However, this decision does not necessarily finally decide this issue. Dr. Soria indicated in his dissenting ruling his view that the plenary lacked the authority to resolve the issue because the members of the court's tax chambers did not participate in the decision.


We believe the debate at the tax court on the issue of whether export duties are actually taxes and whether the executive has the power to set export duties is not finished. The Petroquímica Comodoro Rivadavia ruling, with its clear departure from Supreme Court precedent, has opened the doors to new questions and debates.

Click here to download the Spanish Version.

Copyright © 2024 Baker & McKenzie. All rights reserved. Ownership: This documentation and content (Content) is a proprietary resource owned exclusively by Baker McKenzie (meaning Baker & McKenzie International and its member firms). The Content is protected under international copyright conventions. Use of this Content does not of itself create a contractual relationship, nor any attorney/client relationship, between Baker McKenzie and any person. Non-reliance and exclusion: All Content is for informational purposes only and may not reflect the most current legal and regulatory developments. All summaries of the laws, regulations and practice are subject to change. The Content is not offered as legal or professional advice for any specific matter. It is not intended to be a substitute for reference to (and compliance with) the detailed provisions of applicable laws, rules, regulations or forms. Legal advice should always be sought before taking any action or refraining from taking any action based on any Content. Baker McKenzie and the editors and the contributing authors do not guarantee the accuracy of the Content and expressly disclaim any and all liability to any person in respect of the consequences of anything done or permitted to be done or omitted to be done wholly or partly in reliance upon the whole or any part of the Content. The Content may contain links to external websites and external websites may link to the Content. Baker McKenzie is not responsible for the content or operation of any such external sites and disclaims all liability, howsoever occurring, in respect of the content or operation of any such external websites. Attorney Advertising: This Content may qualify as “Attorney Advertising” requiring notice in some jurisdictions. To the extent that this Content may qualify as Attorney Advertising, PRIOR RESULTS DO NOT GUARANTEE A SIMILAR OUTCOME. Reproduction: Reproduction of reasonable portions of the Content is permitted provided that (i) such reproductions are made available free of charge and for non-commercial purposes, (ii) such reproductions are properly attributed to Baker McKenzie, (iii) the portion of the Content being reproduced is not altered or made available in a manner that modifies the Content or presents the Content being reproduced in a false light and (iv) notice is made to the disclaimers included on the Content.

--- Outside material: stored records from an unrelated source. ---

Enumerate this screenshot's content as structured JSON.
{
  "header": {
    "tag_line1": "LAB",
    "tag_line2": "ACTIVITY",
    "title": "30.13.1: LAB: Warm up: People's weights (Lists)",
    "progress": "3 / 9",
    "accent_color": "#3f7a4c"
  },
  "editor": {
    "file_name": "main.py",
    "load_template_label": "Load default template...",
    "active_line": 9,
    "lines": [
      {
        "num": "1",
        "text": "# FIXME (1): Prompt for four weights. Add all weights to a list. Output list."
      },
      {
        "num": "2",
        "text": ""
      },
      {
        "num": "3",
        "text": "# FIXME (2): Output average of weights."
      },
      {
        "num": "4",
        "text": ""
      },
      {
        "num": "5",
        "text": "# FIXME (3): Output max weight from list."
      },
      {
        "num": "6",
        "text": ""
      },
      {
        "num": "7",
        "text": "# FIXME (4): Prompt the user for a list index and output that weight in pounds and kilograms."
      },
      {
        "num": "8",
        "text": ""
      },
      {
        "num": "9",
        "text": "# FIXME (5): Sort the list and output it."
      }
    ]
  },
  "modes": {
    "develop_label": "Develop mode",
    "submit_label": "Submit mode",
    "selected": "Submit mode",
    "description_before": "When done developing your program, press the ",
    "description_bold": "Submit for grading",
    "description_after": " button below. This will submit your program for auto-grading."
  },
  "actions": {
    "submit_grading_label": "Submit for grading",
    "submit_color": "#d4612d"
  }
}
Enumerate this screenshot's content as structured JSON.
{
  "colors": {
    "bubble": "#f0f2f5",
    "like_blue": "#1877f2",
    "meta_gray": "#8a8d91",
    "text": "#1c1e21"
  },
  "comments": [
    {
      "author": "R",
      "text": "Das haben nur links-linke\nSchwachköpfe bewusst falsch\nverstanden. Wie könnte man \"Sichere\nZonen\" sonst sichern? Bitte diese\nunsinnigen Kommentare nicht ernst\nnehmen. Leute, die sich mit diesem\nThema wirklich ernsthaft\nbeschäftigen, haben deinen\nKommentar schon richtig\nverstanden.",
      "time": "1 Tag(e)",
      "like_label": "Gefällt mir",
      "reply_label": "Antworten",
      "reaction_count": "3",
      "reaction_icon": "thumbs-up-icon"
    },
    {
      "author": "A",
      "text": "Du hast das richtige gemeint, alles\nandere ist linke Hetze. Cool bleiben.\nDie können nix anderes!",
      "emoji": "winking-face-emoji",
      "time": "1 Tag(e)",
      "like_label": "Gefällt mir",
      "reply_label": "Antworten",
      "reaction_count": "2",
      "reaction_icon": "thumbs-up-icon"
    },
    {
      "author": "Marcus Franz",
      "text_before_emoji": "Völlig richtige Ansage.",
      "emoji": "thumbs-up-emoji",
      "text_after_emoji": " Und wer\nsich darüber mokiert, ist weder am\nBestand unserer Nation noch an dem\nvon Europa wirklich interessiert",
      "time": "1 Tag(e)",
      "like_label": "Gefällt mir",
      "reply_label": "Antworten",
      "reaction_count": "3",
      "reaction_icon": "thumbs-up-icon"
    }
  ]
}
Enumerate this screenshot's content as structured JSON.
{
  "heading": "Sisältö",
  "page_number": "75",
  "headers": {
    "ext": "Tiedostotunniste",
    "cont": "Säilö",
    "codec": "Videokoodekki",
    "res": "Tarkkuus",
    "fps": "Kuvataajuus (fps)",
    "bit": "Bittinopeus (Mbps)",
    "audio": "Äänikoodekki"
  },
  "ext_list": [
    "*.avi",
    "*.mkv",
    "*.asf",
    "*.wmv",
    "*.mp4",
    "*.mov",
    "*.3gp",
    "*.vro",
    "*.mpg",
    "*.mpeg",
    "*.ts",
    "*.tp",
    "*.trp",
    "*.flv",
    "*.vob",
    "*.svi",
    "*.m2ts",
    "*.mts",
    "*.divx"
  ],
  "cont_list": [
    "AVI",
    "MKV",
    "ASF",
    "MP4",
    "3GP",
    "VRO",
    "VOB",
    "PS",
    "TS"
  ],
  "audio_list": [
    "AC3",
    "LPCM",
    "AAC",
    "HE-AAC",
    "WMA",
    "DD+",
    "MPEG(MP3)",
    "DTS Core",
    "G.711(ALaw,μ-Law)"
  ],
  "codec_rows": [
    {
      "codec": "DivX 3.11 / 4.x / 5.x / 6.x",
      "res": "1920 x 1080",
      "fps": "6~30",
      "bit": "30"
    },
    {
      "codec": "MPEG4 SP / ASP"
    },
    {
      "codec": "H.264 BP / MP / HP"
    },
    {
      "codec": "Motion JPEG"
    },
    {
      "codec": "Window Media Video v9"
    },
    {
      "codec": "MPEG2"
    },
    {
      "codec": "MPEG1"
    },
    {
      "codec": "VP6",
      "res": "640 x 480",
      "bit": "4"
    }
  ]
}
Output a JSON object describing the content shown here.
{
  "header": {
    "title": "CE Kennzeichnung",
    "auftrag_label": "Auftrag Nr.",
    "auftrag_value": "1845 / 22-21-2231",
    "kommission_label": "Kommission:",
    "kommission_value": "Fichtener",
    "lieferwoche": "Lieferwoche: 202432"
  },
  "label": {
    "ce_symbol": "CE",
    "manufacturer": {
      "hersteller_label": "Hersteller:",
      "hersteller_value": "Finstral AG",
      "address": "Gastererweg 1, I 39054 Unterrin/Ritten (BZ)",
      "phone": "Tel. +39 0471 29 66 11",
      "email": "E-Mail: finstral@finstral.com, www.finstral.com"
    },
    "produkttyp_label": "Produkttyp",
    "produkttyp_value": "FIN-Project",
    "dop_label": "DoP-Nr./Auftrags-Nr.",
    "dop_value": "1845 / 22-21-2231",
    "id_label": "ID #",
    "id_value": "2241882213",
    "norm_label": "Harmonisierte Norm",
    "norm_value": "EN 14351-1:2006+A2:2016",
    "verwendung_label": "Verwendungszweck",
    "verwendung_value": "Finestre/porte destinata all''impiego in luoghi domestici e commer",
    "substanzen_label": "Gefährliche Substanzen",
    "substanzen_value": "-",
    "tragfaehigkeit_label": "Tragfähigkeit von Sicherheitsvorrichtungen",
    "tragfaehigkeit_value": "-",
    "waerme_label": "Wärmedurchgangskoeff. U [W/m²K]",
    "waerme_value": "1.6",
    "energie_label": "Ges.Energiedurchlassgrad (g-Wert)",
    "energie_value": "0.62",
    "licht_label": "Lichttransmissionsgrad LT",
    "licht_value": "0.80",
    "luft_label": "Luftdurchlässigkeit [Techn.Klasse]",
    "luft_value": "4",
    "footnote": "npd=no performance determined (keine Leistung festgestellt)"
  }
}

The permission to re-copy does not allow for incorporation of any substantial portion of the Content in any work or publication, whether in hard copy, electronic or any other form or for commercial purposes.